• _Your task_: Please reproduce the listing verbatim, without its images.

• _Data under study_:
::::::::
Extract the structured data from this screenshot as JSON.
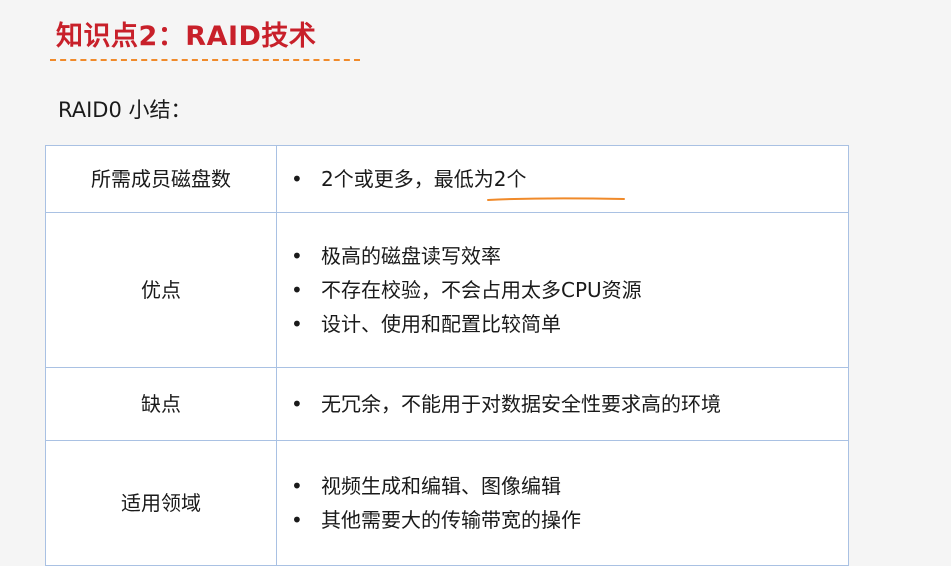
{
  "slide": {
    "title": "知识点2：RAID技术",
    "subtitle": "RAID0 小结："
  },
  "table": {
    "bullet_symbol": "•",
    "rows": [
      {
        "label": "所需成员磁盘数",
        "items": [
          "2个或更多，最低为2个"
        ]
      },
      {
        "label": "优点",
        "items": [
          "极高的磁盘读写效率",
          "不存在校验，不会占用太多CPU资源",
          "设计、使用和配置比较简单"
        ]
      },
      {
        "label": "缺点",
        "items": [
          "无冗余，不能用于对数据安全性要求高的环境"
        ]
      },
      {
        "label": "适用领域",
        "items": [
          "视频生成和编辑、图像编辑",
          "其他需要大的传输带宽的操作"
        ]
      }
    ]
  },
  "colors": {
    "title": "#c8202a",
    "title_underline": "#f08a2a",
    "table_border": "#a9c1e3",
    "annotation_stroke": "#f08a2a"
  }
}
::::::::
• _Response area_:
Extract the structured data from this screenshot as JSON.
{
  "slide": {
    "title": "知识点2：RAID技术",
    "subtitle": "RAID0 小结："
  },
  "table": {
    "bullet_symbol": "•",
    "rows": [
      {
        "label": "所需成员磁盘数",
        "items": [
          "2个或更多，最低为2个"
        ]
      },
      {
        "label": "优点",
        "items": [
          "极高的磁盘读写效率",
          "不存在校验，不会占用太多CPU资源",
          "设计、使用和配置比较简单"
        ]
      },
      {
        "label": "缺点",
        "items": [
          "无冗余，不能用于对数据安全性要求高的环境"
        ]
      },
      {
        "label": "适用领域",
        "items": [
          "视频生成和编辑、图像编辑",
          "其他需要大的传输带宽的操作"
        ]
      }
    ]
  },
  "colors": {
    "title": "#c8202a",
    "title_underline": "#f08a2a",
    "table_border": "#a9c1e3",
    "annotation_stroke": "#f08a2a"
  }
}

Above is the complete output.